Did you get your beauty rest last night?
Swedish researchers say there's an important link between sleep and your physical appearance. In a study published today in the British Medical Journal, researcher John Axelsson and his team at the Karolinska Institute in Stockholm found that sleep-deprived individuals appear less healthy, more tired, and less attractive than those who have received a full night's worth of sleep.
"Sleep is the body's natural beauty treatment," Axelsson said. "It's probably more effective than any other treatment you could buy."
In the study, 23 healthy adults from ages 18 to 31 were first photographed after eight hours of sleep, wearing no makeup. The same adults were photographed again after sleeping only five hours and being kept awake for a full 31 hours, with the same lighting and camera settings.
The photos were rated by 65 untrained observers who graded the images in these three categories -- how healthy, attractive, and tired the individuals appeared. On the whole, the participants were judged to be worse-off after sleep deprivation, in all categories, and the scientists believe the effects would be even more dramatic in person, when factors like blink rate and drowsiness could be observed.
Only one photo set was publicly released from the sample, showing a young man. After sleep deprivation, his eyes seem duller and the skin under his eyes appear puffy.
While the effects in Axelsson's research were observed after severe sleep deprivation, he says his team will soon tackle whether an occasional short night of sleep can also cause problems. This experiment called for severe deprivation because the scientists wanted to maximize any effects.
"We cannot really say when the effects start ... if it's six hours or five hours, but it probably starts gradually," Axelsson said. "It's possible that you get these effects through chronic sleep deprivation as well,"
The idea of beauty rest is ingrained in popular culture, but it's apparently never been put to the test by science. Axelsson said his young daughter gave him the reason to take on the subject. She was watching the classic animated film "Sleeping Beauty" when she had a question.
"My daughter asked me, why is the sleeping beauty so beautiful? Is it because she sleeps a lot?" Axelsson recalled. "As a scientist, I couldn't answer, so I had to do a study."
The Swedish research team says its findings have implications beyond looking good. Axelsson said that the findings could be important for doctors, who should familiarize themselves with the sleep history of a patient to provide a more precise diagnosis.
Plenty of research points to the importance of a good night's sleep. Over the years, studies have found links between poor sleep and Alzheimer's disease, depression, and even weight gain.

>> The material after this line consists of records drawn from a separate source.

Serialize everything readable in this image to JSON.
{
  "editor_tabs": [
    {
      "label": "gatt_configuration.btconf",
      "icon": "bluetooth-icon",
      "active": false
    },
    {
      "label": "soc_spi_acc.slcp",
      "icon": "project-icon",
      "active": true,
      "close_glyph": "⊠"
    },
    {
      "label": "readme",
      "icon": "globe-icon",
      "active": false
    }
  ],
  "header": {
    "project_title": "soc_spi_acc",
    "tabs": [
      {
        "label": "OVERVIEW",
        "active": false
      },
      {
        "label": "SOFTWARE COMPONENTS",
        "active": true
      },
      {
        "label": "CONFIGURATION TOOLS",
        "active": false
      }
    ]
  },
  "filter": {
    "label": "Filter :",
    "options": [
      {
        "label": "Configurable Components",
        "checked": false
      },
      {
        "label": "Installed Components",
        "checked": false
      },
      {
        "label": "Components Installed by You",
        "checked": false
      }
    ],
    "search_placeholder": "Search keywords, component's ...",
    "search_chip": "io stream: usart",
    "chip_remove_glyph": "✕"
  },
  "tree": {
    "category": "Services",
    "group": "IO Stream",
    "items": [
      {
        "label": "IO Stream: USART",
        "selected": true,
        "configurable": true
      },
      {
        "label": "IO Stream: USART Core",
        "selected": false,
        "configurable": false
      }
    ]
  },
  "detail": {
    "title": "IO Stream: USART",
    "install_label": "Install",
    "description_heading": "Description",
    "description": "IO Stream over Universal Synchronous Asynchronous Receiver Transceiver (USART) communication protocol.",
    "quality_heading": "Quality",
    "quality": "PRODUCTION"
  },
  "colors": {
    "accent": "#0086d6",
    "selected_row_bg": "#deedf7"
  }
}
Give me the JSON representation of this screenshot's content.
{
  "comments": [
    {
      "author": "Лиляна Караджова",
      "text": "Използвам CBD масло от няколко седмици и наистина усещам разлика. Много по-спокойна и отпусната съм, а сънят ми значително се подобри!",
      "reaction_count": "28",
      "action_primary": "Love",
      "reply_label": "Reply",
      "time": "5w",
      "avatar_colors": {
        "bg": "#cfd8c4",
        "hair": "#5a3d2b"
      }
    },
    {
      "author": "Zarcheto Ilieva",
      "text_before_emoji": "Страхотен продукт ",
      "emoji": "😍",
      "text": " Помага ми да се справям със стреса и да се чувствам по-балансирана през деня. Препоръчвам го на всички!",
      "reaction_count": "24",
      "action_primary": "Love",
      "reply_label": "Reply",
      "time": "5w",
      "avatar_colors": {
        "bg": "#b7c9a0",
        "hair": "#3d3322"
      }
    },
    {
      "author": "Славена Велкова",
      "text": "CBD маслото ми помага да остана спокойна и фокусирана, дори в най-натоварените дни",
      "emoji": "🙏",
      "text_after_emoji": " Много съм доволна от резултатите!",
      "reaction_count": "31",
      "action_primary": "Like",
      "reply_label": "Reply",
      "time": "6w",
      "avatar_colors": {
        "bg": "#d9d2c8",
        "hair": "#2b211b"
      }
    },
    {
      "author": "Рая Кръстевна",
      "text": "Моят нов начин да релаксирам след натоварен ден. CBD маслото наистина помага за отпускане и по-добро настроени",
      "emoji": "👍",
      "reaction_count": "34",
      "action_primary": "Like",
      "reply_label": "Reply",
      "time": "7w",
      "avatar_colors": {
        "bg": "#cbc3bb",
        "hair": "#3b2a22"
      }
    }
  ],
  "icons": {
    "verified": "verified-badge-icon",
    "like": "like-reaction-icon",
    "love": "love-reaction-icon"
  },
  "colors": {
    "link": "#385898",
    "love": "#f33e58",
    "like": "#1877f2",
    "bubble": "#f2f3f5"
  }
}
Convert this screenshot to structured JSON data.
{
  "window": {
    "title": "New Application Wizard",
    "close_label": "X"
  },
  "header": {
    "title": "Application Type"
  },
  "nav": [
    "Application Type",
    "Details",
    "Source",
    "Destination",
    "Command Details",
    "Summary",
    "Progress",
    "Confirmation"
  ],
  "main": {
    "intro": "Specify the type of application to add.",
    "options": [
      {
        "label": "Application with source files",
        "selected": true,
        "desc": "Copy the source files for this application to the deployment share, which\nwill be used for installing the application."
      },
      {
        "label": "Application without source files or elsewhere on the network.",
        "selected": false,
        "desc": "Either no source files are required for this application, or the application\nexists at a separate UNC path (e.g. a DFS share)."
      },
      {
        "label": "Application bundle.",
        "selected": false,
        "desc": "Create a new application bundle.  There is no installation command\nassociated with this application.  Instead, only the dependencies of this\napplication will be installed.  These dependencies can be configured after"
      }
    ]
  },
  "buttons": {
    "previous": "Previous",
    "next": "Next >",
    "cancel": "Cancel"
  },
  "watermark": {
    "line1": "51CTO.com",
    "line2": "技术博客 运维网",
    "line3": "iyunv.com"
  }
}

In 2008, the Centers for Disease Control found that 50 to 70 million Americans suffer from constant sleep loss or sleep disorders, and the number of people averaging six hours of sleep or less was on the rise.